IEMs with more pronounced vocal in the tuning such as the iKKO OH1 are working well with the Q3 too and sound more natural. In general, the Q3 has fuller bass and is able to handle heavier loads and sound more spacious, while the BTR5 is more refined but more limiting in power.
The K3 and Q3 look quite similar and both offer a USB-C connection, denoted by “3” as well. However, when you put them together the new Q3 beats the K3 in no second in terms of sound quality, detail retrieval, and power.
The level of details and separation are two steps up with the Q3 with the same USB output, where the Q3 has better treble extension/ control, a more distinct vocal image, and also better articulation that makes it sound more natural.
Unless you need a device-powered DAC and Amp I can’t think of any reasons not to pick the Q3, which is as portable, more flexible in connections, and offering better amplifying and decoding qualities. The K3 could, however, be handy if you need its USB to coaxial output converting function or requires just a functional soundcard with basic functions.
Fresh AKM AK4462 DAC chips, THX AAA 28 amplifiers implementation, a generous set of accessories plus extensive I/O support makes the Q3 a flexible and practical DAC and adaptor option, turning phones into a DAP instantly.
It has good synergy with various entry-level to mid-tier IEMs that need a small boost in power to shine and balances features and output quality nicely while not costing a fortune. The quick access to change the digital filters is also a nice touch-up option when you use some sensitive IEMs.
With an extensive set of features and sufficient power, also a perfect form factor to put with a phone, the Q3 is an all-rounder, a swiss-knife of its kind, and a safe bet if you want to find your iPhone and amp or planning an upgrade to a 4.4 TRRRS system.
FiiO Q3 Specifications
- 3.5mm Single-ended
- 2.5mm Balanced
- 4.4mm Balanced
- Channel Balance: ≤0.2dB
- Battery Capacity: 1800mAh
- Charging Time: ≤2 hours
- Native DSD Supported: 64/128/256/512
- Max sampling rate supported: 32-bit/768kHz
- DAC: AKM4462
- Amp: THX_AAA28
- LPF: OPA1662
- XMOS: XUF
- 3.5mm: ≥114dB
- 2.5/4.4mm: ≥115dB
- 3.5mm: <0.0012%
- 2.5/4.4mm: <0.0012%

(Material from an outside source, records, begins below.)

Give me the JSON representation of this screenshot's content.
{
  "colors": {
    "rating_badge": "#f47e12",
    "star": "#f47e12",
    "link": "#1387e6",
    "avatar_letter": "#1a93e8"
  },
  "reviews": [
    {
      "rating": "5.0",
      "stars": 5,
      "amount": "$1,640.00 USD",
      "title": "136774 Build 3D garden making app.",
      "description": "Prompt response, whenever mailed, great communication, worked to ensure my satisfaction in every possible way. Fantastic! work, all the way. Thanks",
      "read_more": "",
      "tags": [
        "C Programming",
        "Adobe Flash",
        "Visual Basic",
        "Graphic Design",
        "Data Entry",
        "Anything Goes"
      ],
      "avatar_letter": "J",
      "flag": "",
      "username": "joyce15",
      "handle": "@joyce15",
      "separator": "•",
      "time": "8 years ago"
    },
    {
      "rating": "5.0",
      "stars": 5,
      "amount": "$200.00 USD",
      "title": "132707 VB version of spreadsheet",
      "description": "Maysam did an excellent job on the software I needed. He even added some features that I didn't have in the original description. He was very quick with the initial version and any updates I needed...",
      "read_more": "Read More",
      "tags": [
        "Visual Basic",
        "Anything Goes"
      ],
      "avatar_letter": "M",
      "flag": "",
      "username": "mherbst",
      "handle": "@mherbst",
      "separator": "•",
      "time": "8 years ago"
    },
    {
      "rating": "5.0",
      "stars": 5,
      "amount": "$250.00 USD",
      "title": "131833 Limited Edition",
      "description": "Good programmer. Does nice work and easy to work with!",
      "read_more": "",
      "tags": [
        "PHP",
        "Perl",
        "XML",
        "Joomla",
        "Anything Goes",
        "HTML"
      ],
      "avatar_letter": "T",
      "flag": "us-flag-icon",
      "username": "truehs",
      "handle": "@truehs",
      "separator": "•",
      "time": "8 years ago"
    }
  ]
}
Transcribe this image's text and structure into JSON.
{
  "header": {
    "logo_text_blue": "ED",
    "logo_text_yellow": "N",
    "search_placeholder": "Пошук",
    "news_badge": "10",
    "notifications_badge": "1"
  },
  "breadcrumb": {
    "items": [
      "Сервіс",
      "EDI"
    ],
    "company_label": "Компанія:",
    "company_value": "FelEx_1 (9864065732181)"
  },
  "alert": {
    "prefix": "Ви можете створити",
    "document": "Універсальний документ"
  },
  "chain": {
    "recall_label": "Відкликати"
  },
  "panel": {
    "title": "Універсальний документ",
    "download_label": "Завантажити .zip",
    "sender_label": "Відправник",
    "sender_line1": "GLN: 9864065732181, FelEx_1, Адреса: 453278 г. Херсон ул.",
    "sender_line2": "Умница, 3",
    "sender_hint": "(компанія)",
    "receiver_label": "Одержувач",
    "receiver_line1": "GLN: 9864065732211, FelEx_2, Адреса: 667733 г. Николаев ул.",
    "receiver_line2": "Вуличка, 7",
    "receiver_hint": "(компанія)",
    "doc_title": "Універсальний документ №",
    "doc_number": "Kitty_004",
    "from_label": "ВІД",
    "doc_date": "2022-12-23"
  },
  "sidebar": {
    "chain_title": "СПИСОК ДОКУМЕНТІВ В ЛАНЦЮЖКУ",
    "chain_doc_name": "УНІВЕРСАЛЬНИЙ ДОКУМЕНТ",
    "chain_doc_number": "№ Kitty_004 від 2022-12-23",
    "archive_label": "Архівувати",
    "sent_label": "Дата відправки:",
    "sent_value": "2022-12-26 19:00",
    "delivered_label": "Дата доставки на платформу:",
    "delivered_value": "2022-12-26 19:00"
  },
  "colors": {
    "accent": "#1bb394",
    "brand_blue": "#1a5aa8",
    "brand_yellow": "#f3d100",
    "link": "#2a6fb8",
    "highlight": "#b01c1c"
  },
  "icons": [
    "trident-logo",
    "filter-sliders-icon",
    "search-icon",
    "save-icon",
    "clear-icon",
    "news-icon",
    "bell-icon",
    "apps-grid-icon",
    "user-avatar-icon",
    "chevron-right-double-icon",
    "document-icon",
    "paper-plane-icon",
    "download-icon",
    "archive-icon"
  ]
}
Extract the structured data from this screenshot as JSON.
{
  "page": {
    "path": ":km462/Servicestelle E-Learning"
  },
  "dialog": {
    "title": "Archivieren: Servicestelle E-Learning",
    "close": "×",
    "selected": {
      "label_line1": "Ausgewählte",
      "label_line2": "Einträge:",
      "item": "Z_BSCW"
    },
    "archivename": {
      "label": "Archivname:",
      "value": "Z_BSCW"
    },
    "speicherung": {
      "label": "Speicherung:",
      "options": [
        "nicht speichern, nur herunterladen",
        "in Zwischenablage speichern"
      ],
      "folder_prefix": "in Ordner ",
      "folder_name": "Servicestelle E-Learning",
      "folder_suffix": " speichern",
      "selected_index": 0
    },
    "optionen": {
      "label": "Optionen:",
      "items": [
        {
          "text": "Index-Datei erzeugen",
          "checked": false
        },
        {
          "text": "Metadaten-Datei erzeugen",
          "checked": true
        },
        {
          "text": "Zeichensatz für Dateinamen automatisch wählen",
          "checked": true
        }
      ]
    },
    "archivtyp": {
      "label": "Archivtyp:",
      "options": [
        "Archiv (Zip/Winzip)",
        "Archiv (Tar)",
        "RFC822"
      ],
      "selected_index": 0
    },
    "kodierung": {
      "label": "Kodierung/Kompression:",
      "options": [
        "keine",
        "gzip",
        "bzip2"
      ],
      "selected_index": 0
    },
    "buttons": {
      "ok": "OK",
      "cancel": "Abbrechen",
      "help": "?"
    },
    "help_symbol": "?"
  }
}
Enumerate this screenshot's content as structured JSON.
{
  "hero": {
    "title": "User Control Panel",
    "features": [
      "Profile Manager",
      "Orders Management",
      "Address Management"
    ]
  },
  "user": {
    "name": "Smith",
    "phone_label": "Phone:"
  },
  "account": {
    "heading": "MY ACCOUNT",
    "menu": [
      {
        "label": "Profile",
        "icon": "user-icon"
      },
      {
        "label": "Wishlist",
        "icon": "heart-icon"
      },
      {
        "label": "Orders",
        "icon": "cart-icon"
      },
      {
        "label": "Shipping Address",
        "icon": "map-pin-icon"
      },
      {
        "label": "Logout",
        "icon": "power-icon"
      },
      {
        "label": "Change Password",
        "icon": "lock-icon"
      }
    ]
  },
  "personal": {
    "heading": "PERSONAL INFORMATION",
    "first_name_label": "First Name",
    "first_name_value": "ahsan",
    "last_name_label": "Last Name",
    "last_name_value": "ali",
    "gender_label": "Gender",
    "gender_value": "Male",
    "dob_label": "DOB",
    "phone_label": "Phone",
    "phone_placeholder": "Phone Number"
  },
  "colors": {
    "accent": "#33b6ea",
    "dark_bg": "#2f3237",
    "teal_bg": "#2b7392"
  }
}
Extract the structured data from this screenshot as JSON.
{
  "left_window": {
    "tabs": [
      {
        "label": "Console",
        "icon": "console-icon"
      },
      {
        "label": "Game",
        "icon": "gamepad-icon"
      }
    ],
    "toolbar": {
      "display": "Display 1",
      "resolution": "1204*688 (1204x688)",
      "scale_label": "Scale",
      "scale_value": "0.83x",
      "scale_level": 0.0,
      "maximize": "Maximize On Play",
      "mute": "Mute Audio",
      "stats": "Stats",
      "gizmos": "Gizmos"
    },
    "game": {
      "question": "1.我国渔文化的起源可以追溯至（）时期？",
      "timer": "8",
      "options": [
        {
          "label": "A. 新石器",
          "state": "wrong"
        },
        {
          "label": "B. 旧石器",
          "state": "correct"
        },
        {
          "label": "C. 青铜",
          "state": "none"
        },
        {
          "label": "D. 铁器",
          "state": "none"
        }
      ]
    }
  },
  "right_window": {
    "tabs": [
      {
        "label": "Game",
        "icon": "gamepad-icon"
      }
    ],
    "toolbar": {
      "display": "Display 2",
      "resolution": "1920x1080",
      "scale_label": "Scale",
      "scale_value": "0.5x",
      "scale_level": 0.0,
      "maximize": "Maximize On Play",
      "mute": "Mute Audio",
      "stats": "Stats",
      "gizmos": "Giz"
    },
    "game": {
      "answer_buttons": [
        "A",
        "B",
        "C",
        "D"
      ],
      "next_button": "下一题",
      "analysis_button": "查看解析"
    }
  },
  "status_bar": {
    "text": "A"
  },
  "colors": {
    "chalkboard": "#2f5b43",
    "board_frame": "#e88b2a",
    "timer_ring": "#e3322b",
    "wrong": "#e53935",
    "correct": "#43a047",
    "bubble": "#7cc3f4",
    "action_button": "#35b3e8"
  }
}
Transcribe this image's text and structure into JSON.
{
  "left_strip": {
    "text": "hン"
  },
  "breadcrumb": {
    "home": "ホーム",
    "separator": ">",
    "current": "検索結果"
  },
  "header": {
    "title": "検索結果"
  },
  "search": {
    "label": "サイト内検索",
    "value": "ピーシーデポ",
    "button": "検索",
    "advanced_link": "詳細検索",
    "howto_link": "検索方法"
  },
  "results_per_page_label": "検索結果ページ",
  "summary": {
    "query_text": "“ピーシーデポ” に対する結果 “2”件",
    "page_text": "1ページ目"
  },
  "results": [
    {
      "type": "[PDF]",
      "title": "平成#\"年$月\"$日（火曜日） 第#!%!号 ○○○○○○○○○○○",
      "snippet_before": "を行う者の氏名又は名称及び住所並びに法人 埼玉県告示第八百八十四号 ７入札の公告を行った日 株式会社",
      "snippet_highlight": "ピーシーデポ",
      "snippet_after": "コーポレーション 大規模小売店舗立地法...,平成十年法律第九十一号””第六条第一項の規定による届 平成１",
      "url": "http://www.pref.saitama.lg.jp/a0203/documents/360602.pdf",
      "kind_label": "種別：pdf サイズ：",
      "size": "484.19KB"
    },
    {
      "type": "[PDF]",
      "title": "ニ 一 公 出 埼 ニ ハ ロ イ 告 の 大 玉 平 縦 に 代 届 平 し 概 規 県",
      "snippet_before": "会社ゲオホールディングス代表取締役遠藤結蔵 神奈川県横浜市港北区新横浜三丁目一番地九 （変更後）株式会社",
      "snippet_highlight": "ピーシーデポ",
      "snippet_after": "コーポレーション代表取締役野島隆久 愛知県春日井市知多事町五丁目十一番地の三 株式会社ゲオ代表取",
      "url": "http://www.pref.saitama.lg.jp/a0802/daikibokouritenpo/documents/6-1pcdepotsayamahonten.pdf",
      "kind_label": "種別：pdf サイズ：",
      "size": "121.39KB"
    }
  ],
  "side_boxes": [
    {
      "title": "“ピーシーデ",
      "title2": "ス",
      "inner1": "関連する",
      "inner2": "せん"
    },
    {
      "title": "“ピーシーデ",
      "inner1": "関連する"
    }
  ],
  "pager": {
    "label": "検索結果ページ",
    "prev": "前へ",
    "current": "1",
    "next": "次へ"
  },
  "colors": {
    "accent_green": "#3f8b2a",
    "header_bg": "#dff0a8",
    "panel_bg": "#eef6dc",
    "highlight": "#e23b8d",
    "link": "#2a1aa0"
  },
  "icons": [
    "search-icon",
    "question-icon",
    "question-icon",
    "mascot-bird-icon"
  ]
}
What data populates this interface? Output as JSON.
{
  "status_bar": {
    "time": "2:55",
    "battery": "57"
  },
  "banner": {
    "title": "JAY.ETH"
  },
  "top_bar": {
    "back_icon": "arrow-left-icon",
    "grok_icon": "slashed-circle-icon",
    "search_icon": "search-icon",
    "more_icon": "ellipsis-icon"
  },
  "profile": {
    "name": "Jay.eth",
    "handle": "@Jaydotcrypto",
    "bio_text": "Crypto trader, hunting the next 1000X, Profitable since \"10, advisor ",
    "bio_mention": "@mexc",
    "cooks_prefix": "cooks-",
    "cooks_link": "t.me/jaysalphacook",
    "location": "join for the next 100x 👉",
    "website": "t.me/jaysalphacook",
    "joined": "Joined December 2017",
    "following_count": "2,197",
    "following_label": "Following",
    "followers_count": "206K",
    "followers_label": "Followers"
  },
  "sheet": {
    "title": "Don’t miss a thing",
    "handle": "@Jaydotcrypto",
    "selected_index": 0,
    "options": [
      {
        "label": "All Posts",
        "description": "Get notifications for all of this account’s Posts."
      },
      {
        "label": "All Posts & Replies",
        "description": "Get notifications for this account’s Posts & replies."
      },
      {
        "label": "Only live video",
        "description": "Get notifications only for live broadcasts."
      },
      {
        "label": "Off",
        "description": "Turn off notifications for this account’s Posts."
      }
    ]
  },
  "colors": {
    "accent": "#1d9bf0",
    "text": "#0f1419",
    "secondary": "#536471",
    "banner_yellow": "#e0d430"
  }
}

- 3.5mm: 1.2Ω
- 2.5/4.4mm: 3Ω
- Weight: 3.8oz (110g)
- Dimensions:: 4.1 x 2.3 x 0.49” (105 x 59 x 12.5mm)
The FiiO Q3 is a portable THX balanced DAC/amplifier using an AK4462 DAC with DSD512 native decoding and up to 300mW output power. It is priced at $149.99.